3. In keeping with the size constraints, one finds strange omissions. This is supposed to be a treatise on Continental philosophy, but all that manages to be is a study on Franco-German thinkers. Despite its designation as Continental, there is zero mention of other Continental philosophies, such as Spanish or Italian philosophy. Of course, they might not be so important in the overall development of the history of philosophy; but you just cannot pass over names of the caliber of Ortega y Gasset, Unamuno, Zubiri or Marías in Spain, or Benedetto Croce in Italy, in a study of Continental philosophy. I find this omission myopic, and typical of the navel-gazing of too much of American scholarship, for whom the only languages of Continental Europe are French and German.

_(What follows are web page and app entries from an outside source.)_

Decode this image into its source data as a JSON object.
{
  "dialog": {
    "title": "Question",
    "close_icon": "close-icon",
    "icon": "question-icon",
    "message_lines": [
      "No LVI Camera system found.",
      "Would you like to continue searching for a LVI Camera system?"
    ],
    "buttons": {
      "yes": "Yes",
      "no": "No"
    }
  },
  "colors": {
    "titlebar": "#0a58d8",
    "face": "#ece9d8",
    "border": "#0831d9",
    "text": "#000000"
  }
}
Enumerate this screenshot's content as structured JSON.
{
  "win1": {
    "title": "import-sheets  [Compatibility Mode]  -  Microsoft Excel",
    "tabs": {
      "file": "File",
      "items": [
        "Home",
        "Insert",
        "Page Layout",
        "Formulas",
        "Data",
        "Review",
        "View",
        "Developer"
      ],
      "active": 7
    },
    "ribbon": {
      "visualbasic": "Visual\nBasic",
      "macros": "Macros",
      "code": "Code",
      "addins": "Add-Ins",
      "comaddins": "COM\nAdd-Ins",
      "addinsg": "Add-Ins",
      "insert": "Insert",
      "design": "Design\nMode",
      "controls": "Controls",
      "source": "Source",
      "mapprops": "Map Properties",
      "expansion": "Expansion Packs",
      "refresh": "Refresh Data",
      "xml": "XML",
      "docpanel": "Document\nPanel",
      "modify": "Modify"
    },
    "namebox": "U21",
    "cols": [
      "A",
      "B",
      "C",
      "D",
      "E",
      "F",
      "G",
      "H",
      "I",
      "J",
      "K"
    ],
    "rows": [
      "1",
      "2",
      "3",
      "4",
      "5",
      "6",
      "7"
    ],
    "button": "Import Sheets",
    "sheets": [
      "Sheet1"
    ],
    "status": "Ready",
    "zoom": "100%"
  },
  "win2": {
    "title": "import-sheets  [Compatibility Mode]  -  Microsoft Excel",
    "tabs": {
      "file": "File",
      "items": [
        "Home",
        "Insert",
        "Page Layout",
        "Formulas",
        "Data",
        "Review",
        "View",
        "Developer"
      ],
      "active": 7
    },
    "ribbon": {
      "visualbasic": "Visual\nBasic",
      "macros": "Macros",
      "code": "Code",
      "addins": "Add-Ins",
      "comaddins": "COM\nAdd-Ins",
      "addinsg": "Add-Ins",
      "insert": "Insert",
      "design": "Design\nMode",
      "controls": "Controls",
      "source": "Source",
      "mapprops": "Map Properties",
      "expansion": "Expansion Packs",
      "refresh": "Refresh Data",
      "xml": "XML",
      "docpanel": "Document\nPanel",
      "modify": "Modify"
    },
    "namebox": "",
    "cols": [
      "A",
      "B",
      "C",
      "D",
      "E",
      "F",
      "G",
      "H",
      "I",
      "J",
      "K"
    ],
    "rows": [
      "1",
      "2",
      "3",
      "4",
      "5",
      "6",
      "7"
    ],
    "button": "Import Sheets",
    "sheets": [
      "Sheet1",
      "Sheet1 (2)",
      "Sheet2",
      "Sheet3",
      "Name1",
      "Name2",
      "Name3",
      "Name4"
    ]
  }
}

4. Finally, and sadly, one can see Professor Solomon rightly criticizing the transcendental pretence as “a political weapon of enormous power” (p.6-7), denouncing how it was employed to justify racism, exploitation, and oppresion, an effort to prove there one legitimate set of beliefs in ethics, politics and religion. It is amusing to see such criticism from someone who doesn’t have any qualms to employ some awkward sentence structures in the name of “inclusive language”. Solomon might not share the transcendental pretence, but he still thinks he can also impose his own set of beliefs on the unsuspecting victim that is the English language. His criticism of Enlightenment arrogance, while correct and justified, in my opinion reeks of political correctness.
Those points notwhitstanding, I find two redeeming qualities in this book that put it above the rest and warrant my commendation:
1. Solomon writes with unusual insight and –in general– he has the rare talent of capturing the thought of a philosopher and deliver it in a very accessible nutshell. His summary of Hegelian tought is brilliant. His study of the philosophy of Nietzsche is the best and the clearest I’ve ever seen, going beyond Nietzche the “provocateur” to unfold Nietzsche’s philosophy with uncommon ability and understanding.
But Solomon’s insight is at his best in little things scattered here and there. You can learn that the logic of dialectic was set forth firstly by Schelling, and then by Hegel; that Sartre began as a hard-core phenomenologist and that this informed all of his thought; or how Heidegger was rooted in Husserl’s thinking. Here is proof that Solomon’s ability for discerning the nuances of the different schools of thought is insightful and perceptive.
2. The best thing about this “history of philosophy” book is, however, that it succeeds. A good history of philosophy should give its readers the desire to go to the primary sources. And, independently of Solomon’s good or bad traits, this book does one thing really well: It makes you wish really hard to go out and read the philosophers studied there. Believe me, anything that makes you wish to read Kant, Hegel, Merleau-Ponty, Heidegger and Gadamer, has to be really good. And Solomon doesn’t give you a wish; he gives you an urge.
My verdict? If you can live with the objections I’ve raised here, I do recommend this book.